You know what the BBC isn’t reporting? That the ice is, in fact, not melting the way they claim, and Global Warming isn’t ruining it. It turns out that the models predicting the horror show were not based on proper data, and so overestimated everything. You know that iceberg that Turney blames for trapping them? The one which AGW was supposedly causing to calve? In reality, actual scientists have discovered that it’s been ground away on an underwater ridge. Even what he blames for what he wrongly blames is wrong. BBC Science editor Jonathan Amos wrote about that underwater ridge once, but I think he got away with it. I can’t even find it now.
More recently, just as the whole expedition coverage was kicking off, Amos managed to report that satellite data showed ice loss in West Antarctica, nowhere near Mawson’s Hut, in order to reinforce the dogma that we were all going to be doomed by rising sea levels. He wisely refrained from openly blaming AGW there. He’s done more reports on the new satellite data showing a microscopic rise in sea levels due to a little melting Antarctic ice, but doesn’t remind everyone that it’s not due to AGW, which he ought to be doing at every opportunity so that people don’t get the wrong idea. Of course, that wrong idea is the correct one the BBC wants their audience to have.
The entire thing was expected to give a boost to the whole Warmist agenda, so the BBC eagerly assigned two people to go along, and spent who knows how much of your license fee to do it. Once the whole thing went wrong and everyone started to find out it was half science, half eco-tourism, all with a dedicated agenda, they played around with the truth in order to keep the image of historical reenactment going. I fear that information will not be available via FOI requests, because journalism. In any case, it’s your license fee hard at work.

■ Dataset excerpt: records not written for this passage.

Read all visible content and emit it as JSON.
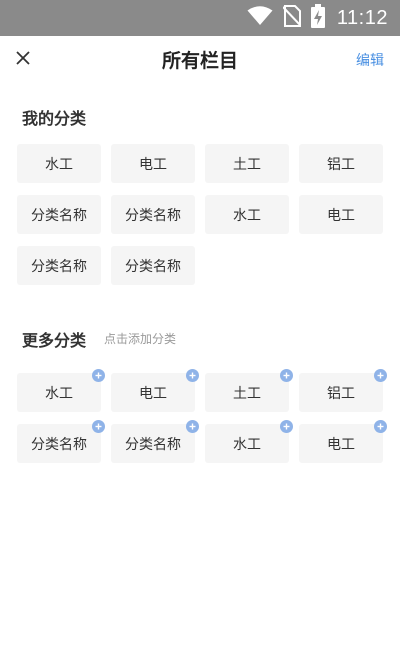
{
  "status_bar": {
    "time": "11:12",
    "icons": [
      "wifi-icon",
      "no-sim-icon",
      "battery-charging-icon"
    ]
  },
  "header": {
    "title": "所有栏目",
    "edit_label": "编辑",
    "close_icon": "close-icon"
  },
  "my_categories": {
    "title": "我的分类",
    "items": [
      "水工",
      "电工",
      "土工",
      "铝工",
      "分类名称",
      "分类名称",
      "水工",
      "电工",
      "分类名称",
      "分类名称"
    ]
  },
  "more_categories": {
    "title": "更多分类",
    "hint": "点击添加分类",
    "items": [
      "水工",
      "电工",
      "土工",
      "铝工",
      "分类名称",
      "分类名称",
      "水工",
      "电工"
    ]
  },
  "colors": {
    "status_bar": "#8a8a8a",
    "accent": "#4a90e2",
    "tile_bg": "#f5f5f5",
    "badge": "#8fb3e8"
  }
}
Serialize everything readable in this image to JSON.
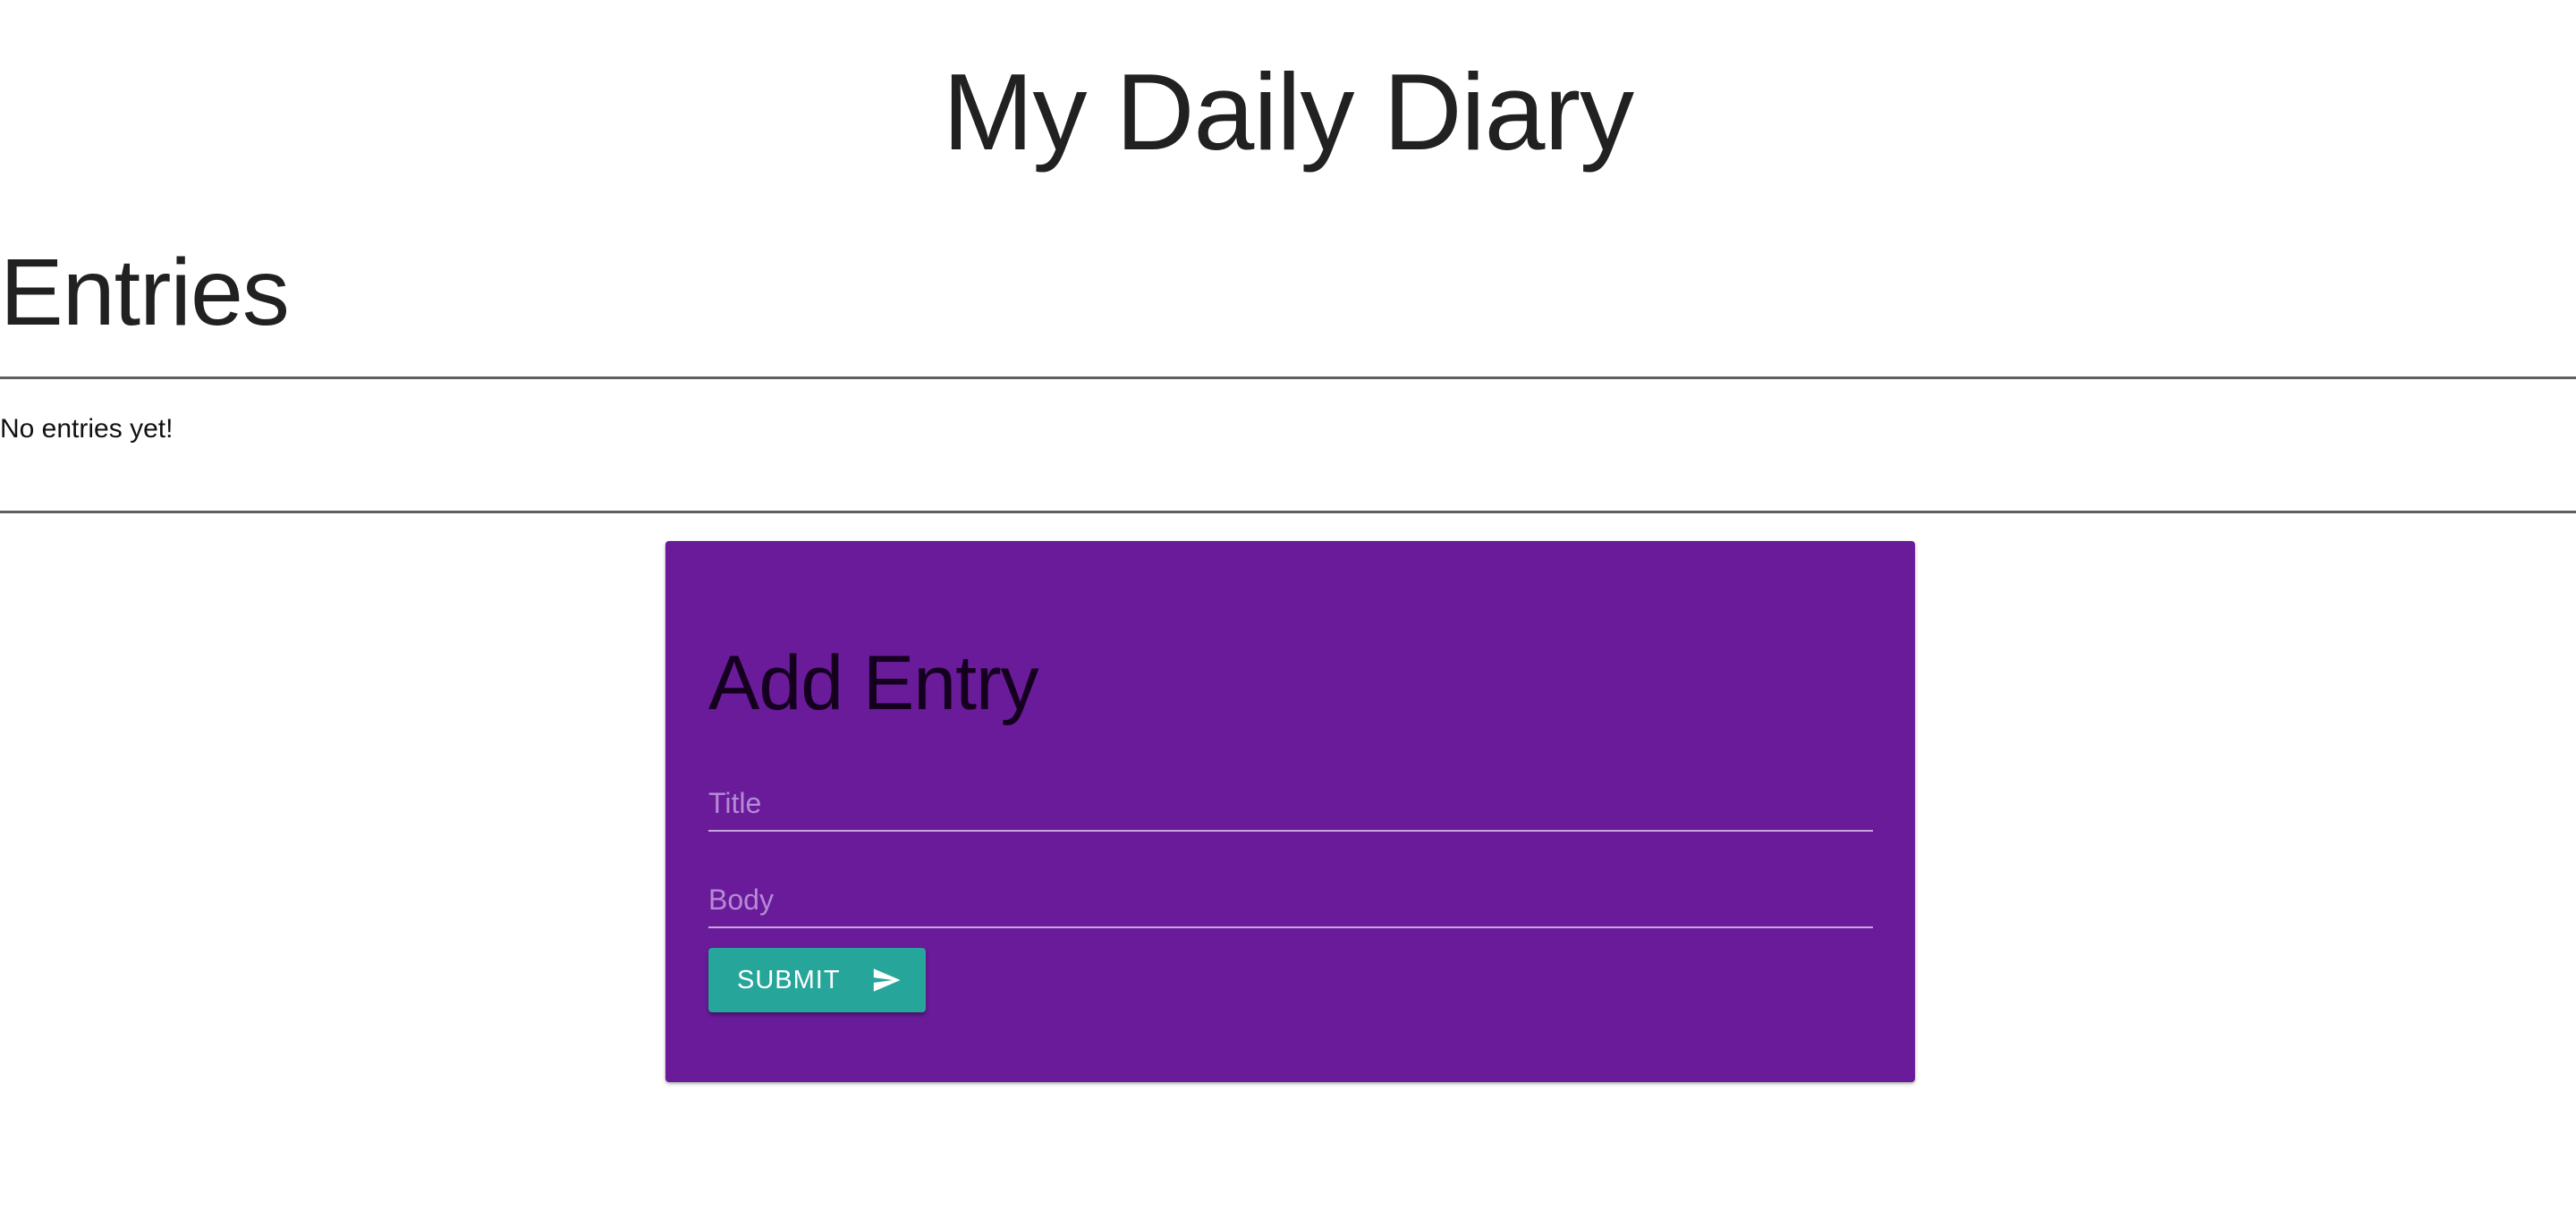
{
  "header": {
    "title": "My Daily Diary"
  },
  "entries": {
    "heading": "Entries",
    "empty_message": "No entries yet!"
  },
  "add_entry": {
    "heading": "Add Entry",
    "title_placeholder": "Title",
    "body_placeholder": "Body",
    "submit_label": "SUBMIT",
    "submit_icon": "send-icon"
  },
  "colors": {
    "card_background": "#6a1b9a",
    "submit_button": "#26a69a"
  }
}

I suspect Prof. Turney might get thrown under the bus by people who see this foolish voyage as damaging to the cause. Let’s see how the BBC covers it.